A new study has found that fish caught in streams, rivers, and lakes in the United States have dangerously high levels of perfluorooctane sulfonic acid (PFOS), a synthetic toxic substance in the ‘forever chemicals’ class that has been phased out by the federal government. Eating one fish in a year equals ingesting water with PFOS at 48 parts per trillion, or ppt, for one month — a dangerous threshold.
The chemical PFOS is part of a family of manufactured additives known as perfluoroalkyl and polyfluoroalkyl substances (PFAS), widely used since the 1950s to make consumer products nonstick and resistant to stains and grease damage. They are often called “forever chemicals” as they don’t break down easily in the environment.
These chemicals can stay in the soil and water for long periods of time, and can accumulate in the bodies of animals and humans. They are concerning because some studies have suggested that exposure to high levels of PFAS may be linked to certain health problems, such as cancer, thyroid issues, and immune system disorders. Since these chemicals can migrate into the air, dust, food, soil, and water, researchers are understandably concerned.
“People who consume freshwater fish, especially those who catch and eat fish regularly, are at risk of alarming levels of PFAS in their bodies,” David Andrews, one of the study’s lead authors, said in a statement. “Growing up, I went fishing every week and ate those fish. But now when I see fish, all I think about is PFAS contamination.”
It’s more than just water
The researchers analyzed data from more than 500 samples of fish fillets collected in the US from 2013 to 2015 under monitoring programs by the EPA. The contamination was widespread across fish in the country. The median level of total PFAS was 9,500 nanograms per kilogram, reaching 11,800 nanograms per kilogram in the Great Lakes.
EWG found that the median amounts of PFAS in freshwater fish were an astounding 280 times greater than forever chemicals detected in some commercially caught and sold fish. The testing data, from the Environmental Protection Agency (EPA) and Food and Drug Administration (FDA), showed that consuming a single meal of freshwater fish could lead to similar PFAS exposure as ingesting store-bought fish every day for a year.
“This national fish testing by the Environmental Protection Agency has gotten little attention, which is quite surprising given the high levels of PFAS found in the freshwater fish. And, to our knowledge, there are very few publications analyzing these EPA data. And, to our knowledge, there are very few publications that have analyzed these EPA data,” Dr. Tasha Stoiber, a senior scientist at the Environmental Working Group and a coauthor of the new paper, told ZME Science.
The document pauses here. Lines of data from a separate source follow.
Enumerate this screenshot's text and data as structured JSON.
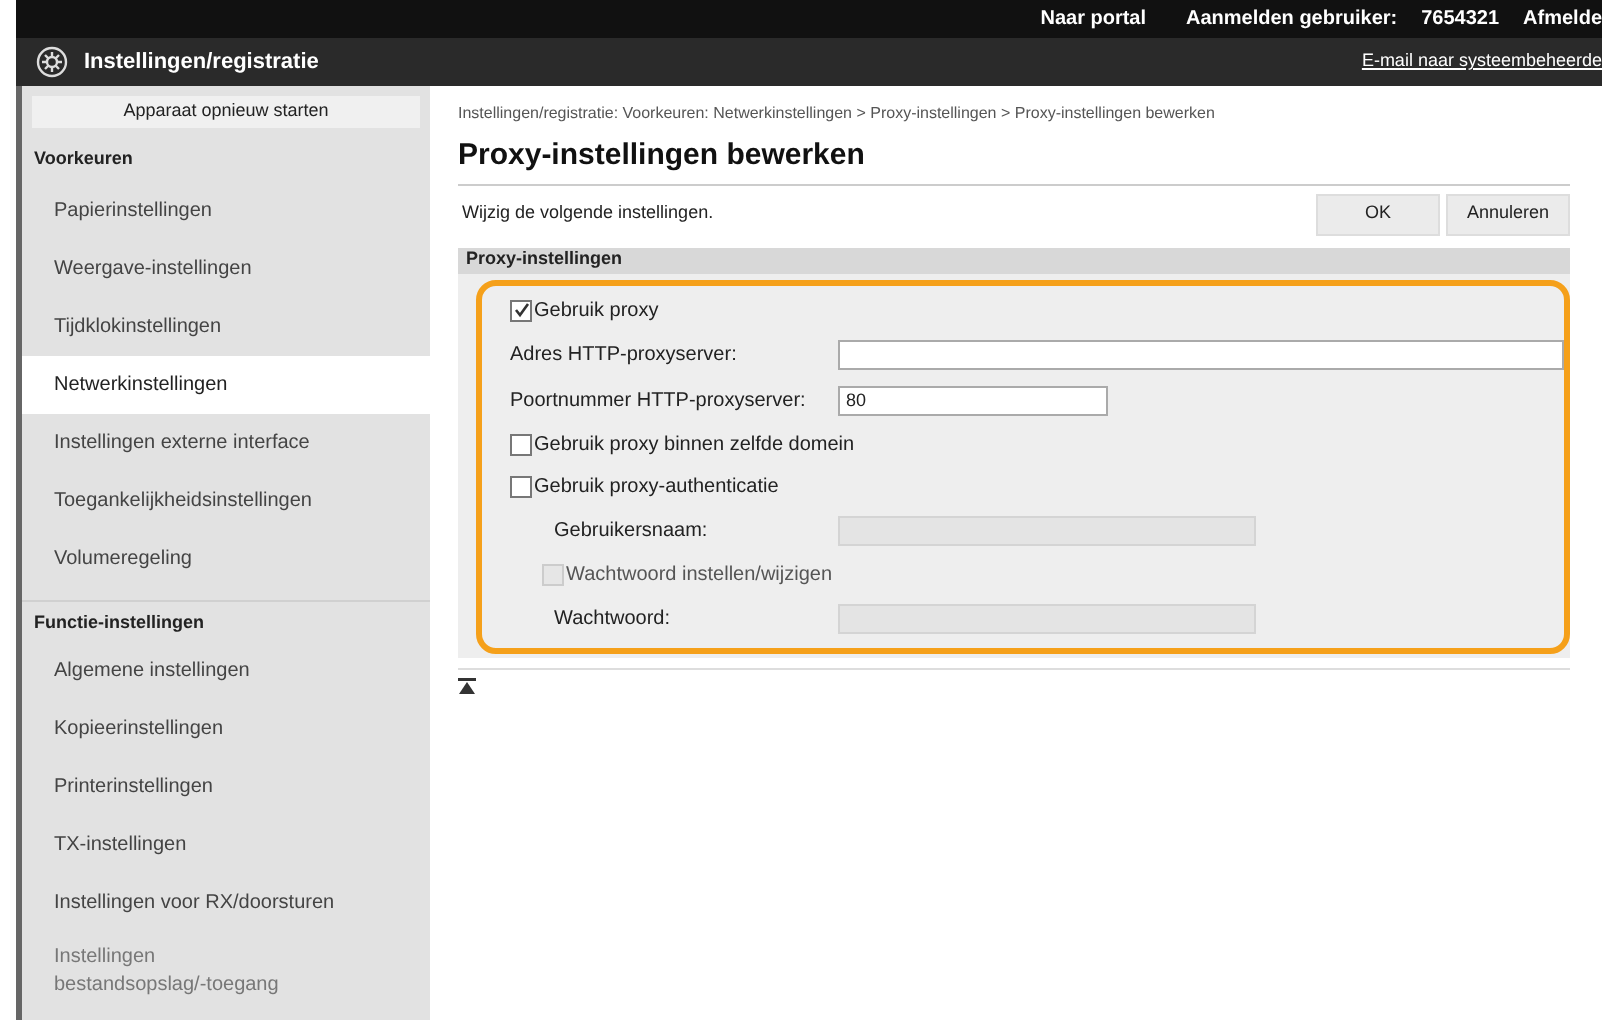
{
  "top_bar": {
    "links": [
      "Naar portal"
    ],
    "user_label": "Aanmelden gebruiker:",
    "user_id": "7654321",
    "logout": "Afmelde"
  },
  "header": {
    "title": "Instellingen/registratie",
    "mail_link": "E-mail naar systeembeheerde"
  },
  "sidebar": {
    "restart_button": "Apparaat opnieuw starten",
    "sections": [
      {
        "heading": "Voorkeuren",
        "items": [
          {
            "label": "Papierinstellingen",
            "selected": false
          },
          {
            "label": "Weergave-instellingen",
            "selected": false
          },
          {
            "label": "Tijdklokinstellingen",
            "selected": false
          },
          {
            "label": "Netwerkinstellingen",
            "selected": true
          },
          {
            "label": "Instellingen externe interface",
            "selected": false
          },
          {
            "label": "Toegankelijkheidsinstellingen",
            "selected": false
          },
          {
            "label": "Volumeregeling",
            "selected": false
          }
        ]
      },
      {
        "heading": "Functie-instellingen",
        "items": [
          {
            "label": "Algemene instellingen",
            "selected": false
          },
          {
            "label": "Kopieerinstellingen",
            "selected": false
          },
          {
            "label": "Printerinstellingen",
            "selected": false
          },
          {
            "label": "TX-instellingen",
            "selected": false
          },
          {
            "label": "Instellingen voor RX/doorsturen",
            "selected": false
          }
        ]
      }
    ],
    "faded_item": [
      "Instellingen",
      "bestandsopslag/-toegang"
    ]
  },
  "breadcrumb": "Instellingen/registratie: Voorkeuren: Netwerkinstellingen > Proxy-instellingen > Proxy-instellingen bewerken",
  "page_title": "Proxy-instellingen bewerken",
  "instruction": "Wijzig de volgende instellingen.",
  "buttons": [
    "OK",
    "Annuleren"
  ],
  "section_title": "Proxy-instellingen",
  "rows": [
    {
      "kind": "checkbox",
      "label": "Gebruik proxy",
      "checked": true,
      "disabled": false
    },
    {
      "kind": "wide_field",
      "label": "Adres HTTP-proxyserver:",
      "value": "",
      "disabled": false
    },
    {
      "kind": "field",
      "label": "Poortnummer HTTP-proxyserver:",
      "value": "80",
      "disabled": false
    },
    {
      "kind": "checkbox",
      "label": "Gebruik proxy binnen zelfde domein",
      "checked": false,
      "disabled": false
    },
    {
      "kind": "checkbox",
      "label": "Gebruik proxy-authenticatie",
      "checked": false,
      "disabled": false
    },
    {
      "kind": "sub_field",
      "label": "Gebruikersnaam:",
      "value": "",
      "disabled": true
    },
    {
      "kind": "sub_checkbox",
      "label": "Wachtwoord instellen/wijzigen",
      "checked": false,
      "disabled": true
    },
    {
      "kind": "sub_field",
      "label": "Wachtwoord:",
      "value": "",
      "disabled": true
    }
  ]
}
“EWG’s study is unique in showing how even infrequent consumption of freshwater fish can have a significant impact on PFAS levels in the blood. Overall, the study points to the importance of diet as a source of PFAS exposure, and this is especially important for high frequency fish consumers,” the EWG researcher added.
Of all the forever chemicals, PFOS accounted for an average of 74% of the pollution in the fish, the researchers found. The remaining 25% was a mix of other PFAS also known to be damaging to human health. The researchers created an interactive map with the results for each state. Fish near urban areas were found to have three times more PFOS.
PFOS is known as a “long-chain” forever chemical, made up of an 8-carbon chain. Manufacturers voluntarily agreed back in the early 2000s to stop using long-chain PFAS in US consumer products. However, the industry reworked the chemicals, making them into 4- and 6-carbon chains. The new versions appear to have the same dangerous health effects as the old ones.
The widespread contamination of fish in rivers and streams across the country highlights the need to end industrial discharges of PFAS, the researchers said. In a previous study, they found there are over 40,000 industrial polluters of PFAS in the US – including manufacturing facilities, landfills, wastewater treatment plants, and airports.
“These findings support the urgency of reducing PFAS discharges and sources of pollution to surface water bodies. There is no practical method for treating surface waters for PFAS pollution so turning off the tap is what’s needed which includes reducing discharges and ending non-essential uses of PFAS. And the companies producing PFAS should be held accountable for the pollution,” Stoiber told ZME Science, adding that “the use of PFAS overall must be greatly reduced to lower the indirect impacts of PFAS to the environment from wastewater and urban runoff to watersheds.”
“What’s also needed is updated health protective guidance on the national level for fish consumption. “